While in Puerto Rico, Leopold met and married Gertrude "Trudi" Feldman Garcia de Quevedo. Although he enjoyed a tremendous amount of freedom, Leopold was still subject to the authority of his parole until 1963—he had to adhere to a curfew and was not allowed to drink or drive, much to his chagrin. Leopold died on August 30, 1971 at a hospital in San Juan, Puerto Rico.[19] Leopold never joined the Church of the Brethren but maintained a close friendship with W. Harold Row, attended Annual Conferences, and visited the Brethren Headquarters in Elgin, IL.[20]


[1] Hal Higdon, Leopold and Loeb: The Crime of the Century, University of Illinois Press, 1975, 200.

[2] Hal Higdon, Leopold and Loeb: The Crime of the Century, University of Illinois Press, 1975, 19-20.

[3] Simon Baatz, "Leopold and Loeb's Criminal Minds," Smithsonian Magazine, August 2008.

[4] Hal Higdon, Leopold and Loeb: The Crime of the Century, University of Illinois Press, 1975, 31-32.

[5] Nathan F. Leopold, Jr., Life Plus 99 Years, New York: Doubleday & Company, Inc, 1958, 24.

[6] William Braden, "At last a clue on why Leopold killed Bobby Franks," Chicago Sun-Times, September 12, 1976.

[7] Nathan F. Leopold, Jr., Life Plus 99 Years, New York: Doubleday & Company, Inc, 1958, 47.

[8] Ron, Grossman, "Commentary: The original ‘affluenza' case: Leopold and Loeb," Chicago Tribune, March 31, 2016.

[9] Richard Jerome, "Playing for Keeps," People, June 14, 1999, 144.

[10] Nathan F. Leopold, Jr., Life Plus 99 Years, New York: Doubleday & Company, Inc, 1958, 349, 380.

[11] Nathan F. Leopold, Jr. Snatch For A Halo, unfinished, unpublished.  Box 2, Folder 11, Row-Leopold Papers, Brethren Historical Library and Archives.

[12] Nathan F. Leopold, Jr. Snatch For A Halo, unfinished, unpublished. Box 2, Folder 11, Row-Leopold Papers, Brethren Historical Library and Archives.

[13] Letter between Dr. Homer Burke and Dr. W. Harold Row, January 10, 1953. Box 3, Folder 1, Row-Leopold Papers, Brethren Historical Library and Archives. Letter between Elmer Gertz and Dr. W. Harold Row, February 7, 1958, Box 3, Folder 2, Row-Leopold Papers, Brethren Historical Library and Archives.

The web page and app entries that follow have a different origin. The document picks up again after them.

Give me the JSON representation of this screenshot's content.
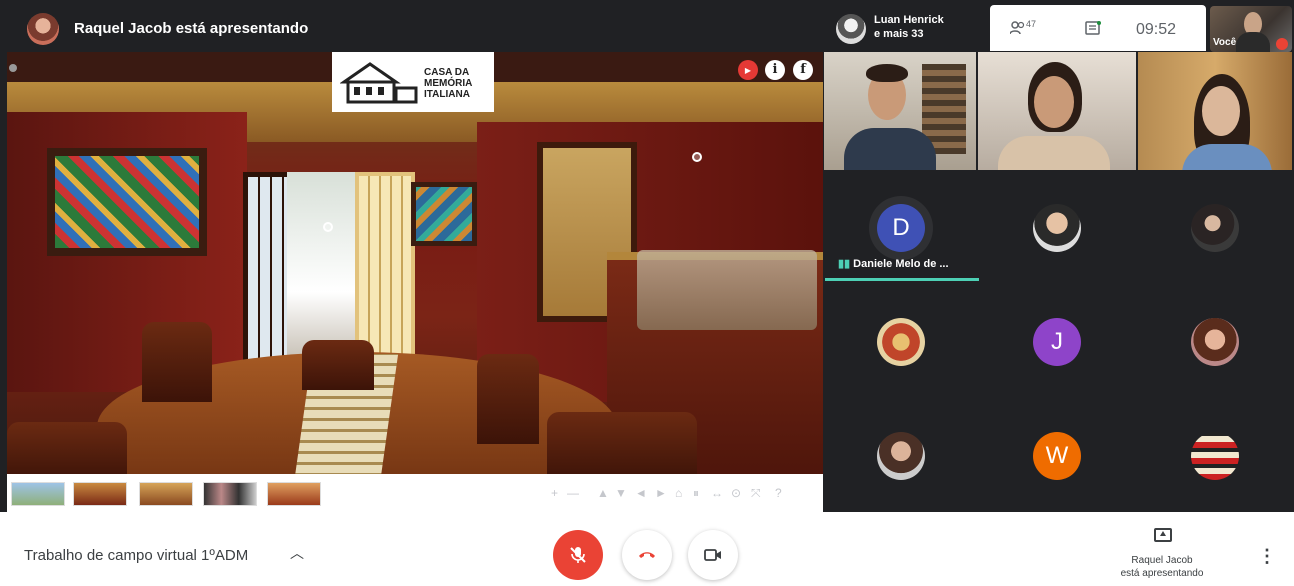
{
  "top": {
    "presenter_banner": "Raquel Jacob está apresentando",
    "others_line1": "Luan Henrick",
    "others_line2": "e mais 33",
    "people_count": "47",
    "time": "09:52",
    "self_label": "Você"
  },
  "presentation": {
    "logo_text": [
      "CASA DA",
      "MEMÓRIA",
      "ITALIANA"
    ],
    "controls": [
      "+",
      "—",
      "▲",
      "▼",
      "◄",
      "►",
      "⌂",
      "⏸",
      "↔",
      "⊙",
      "⤧",
      "?"
    ]
  },
  "participants": {
    "speaker_name": "Daniele Melo de ...",
    "speaker_initial": "D",
    "initials": [
      "J",
      "W"
    ],
    "colors": {
      "d": "#3f51b5",
      "j": "#8e44c9",
      "w": "#ef6c00",
      "speaking": "#4dd0b5"
    }
  },
  "bottom": {
    "meeting_title": "Trabalho de campo virtual 1ºADM",
    "presenting_line1": "Raquel Jacob",
    "presenting_line2": "está apresentando"
  }
}
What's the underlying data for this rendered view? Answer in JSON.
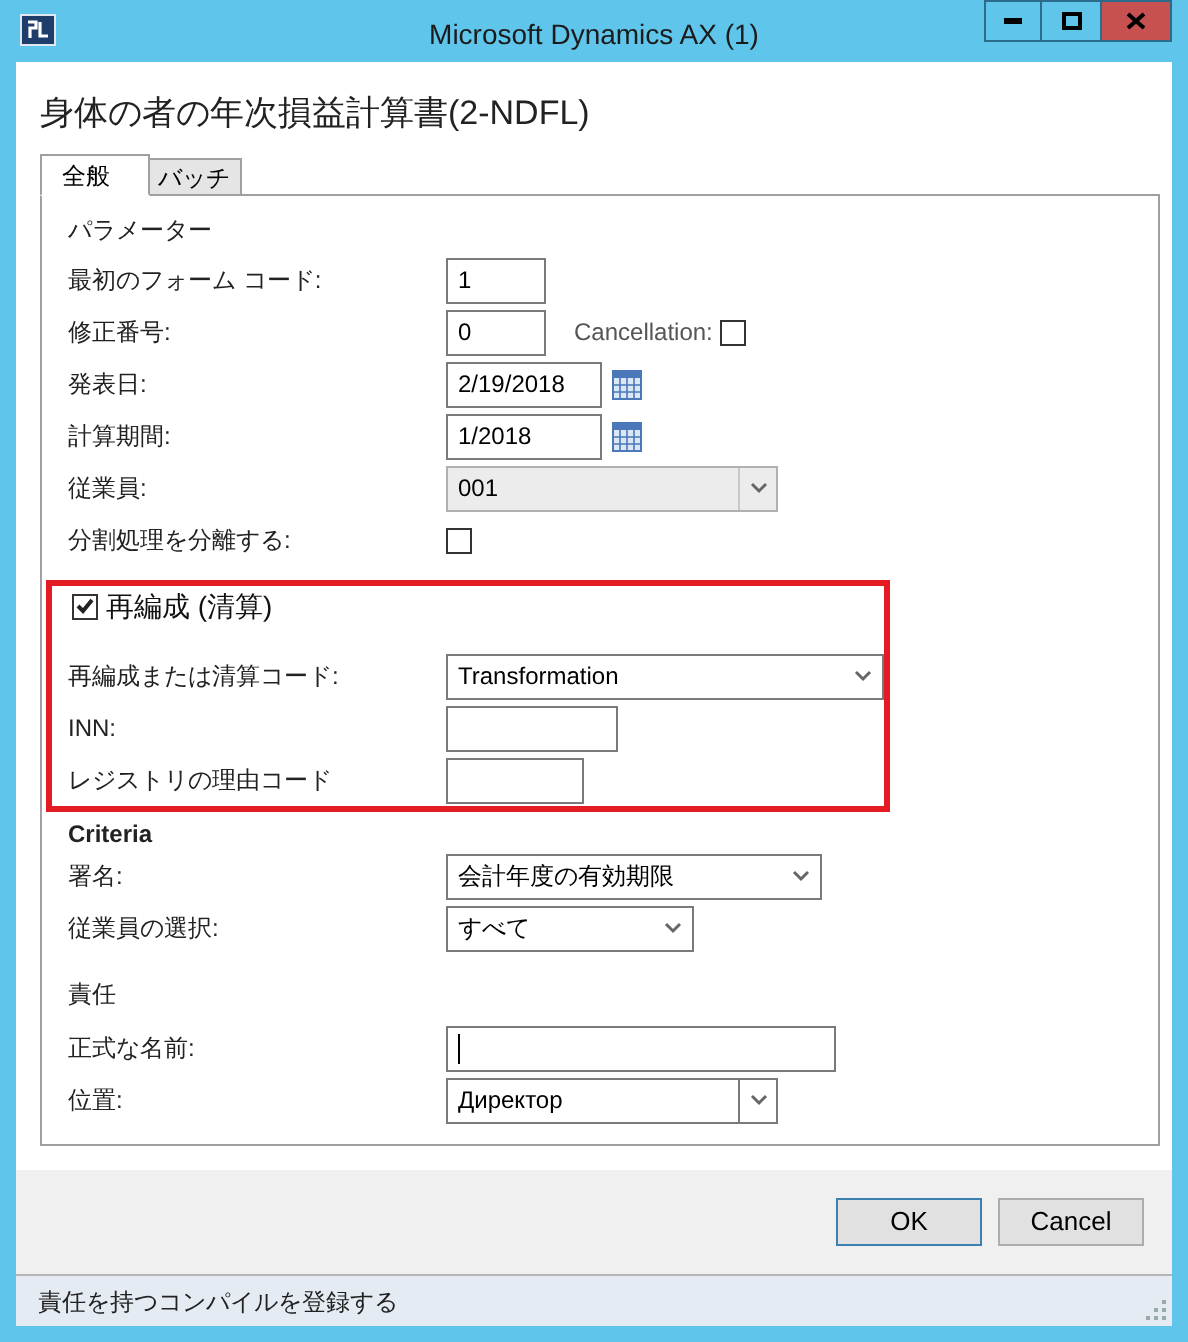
{
  "window": {
    "title": "Microsoft Dynamics AX (1)"
  },
  "form_title": "身体の者の年次損益計算書(2-NDFL)",
  "tabs": [
    {
      "label": "全般",
      "selected": true
    },
    {
      "label": "バッチ",
      "selected": false
    }
  ],
  "sections": [
    {
      "kind": "plain",
      "heading": "パラメーター",
      "fields": [
        {
          "label": "最初のフォーム コード:",
          "kind": "text",
          "value": "1"
        },
        {
          "label": "修正番号:",
          "kind": "text",
          "value": "0",
          "extra": {
            "label": "Cancellation:",
            "checked": false
          }
        },
        {
          "label": "発表日:",
          "kind": "date",
          "value": "2/19/2018"
        },
        {
          "label": "計算期間:",
          "kind": "date",
          "value": "1/2018"
        },
        {
          "label": "従業員:",
          "kind": "lookup",
          "value": "001",
          "disabled": true
        },
        {
          "label": "分割処理を分離する:",
          "kind": "checkbox",
          "checked": false
        }
      ]
    },
    {
      "kind": "checkbox",
      "heading": "再編成 (清算)",
      "checked": true,
      "highlighted": true,
      "fields": [
        {
          "label": "再編成または清算コード:",
          "kind": "combo",
          "value": "Transformation"
        },
        {
          "label": "INN:",
          "kind": "text"
        },
        {
          "label": "レジストリの理由コード",
          "kind": "text"
        }
      ]
    },
    {
      "kind": "bold",
      "heading": "Criteria",
      "fields": [
        {
          "label": "署名:",
          "kind": "combo",
          "value": "会計年度の有効期限"
        },
        {
          "label": "従業員の選択:",
          "kind": "combo",
          "value": "すべて"
        }
      ]
    },
    {
      "kind": "plain",
      "heading": "責任",
      "fields": [
        {
          "label": "正式な名前:",
          "kind": "text",
          "focused": true
        },
        {
          "label": "位置:",
          "kind": "lookup",
          "value": "Директор",
          "disabled": false
        }
      ]
    }
  ],
  "buttons": [
    "OK",
    "Cancel"
  ],
  "status_bar": "責任を持つコンパイルを登録する"
}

[14] "Rehabilitation of Nathan Leopold," The Christian Century, April 2, 1958. Box 3, Folder 1, Row-Leopold Papers, Brethren Historical Library and Archives.

[15] Nathan Leopold, Jr., "Ministry of the Brethren in Years to Come," Brethren Life and Thought 10, Autumn, 1965. 4-12.

[16] Dr. W. Harold Row, "Statement by Dr. W. Harold Row…on behalf of the Commission, regarding Nathan F. Leopold Jr." March 1959.

[17] "The Long Road Back For Nathan Leopold," Medical World, December 2, 1966, 174.

[18] Howard E. Royer, "Nathan Leopold Calls on the Brethren," Gospel Messenger, February 1, 1964, 7.

[19] Richard Jerome, "Playing for Keeps," People, June 14, 1999, 144.

[20] Alvin F. Klotz, "From the Other Side," September 6, 1971. Typescript News Release found in BHLA Nathan Leopold Papers. Howard E. Royer, "Nathan Leopold Calls on the Brethren," Gospel Messenger, February 1, 1964, 7.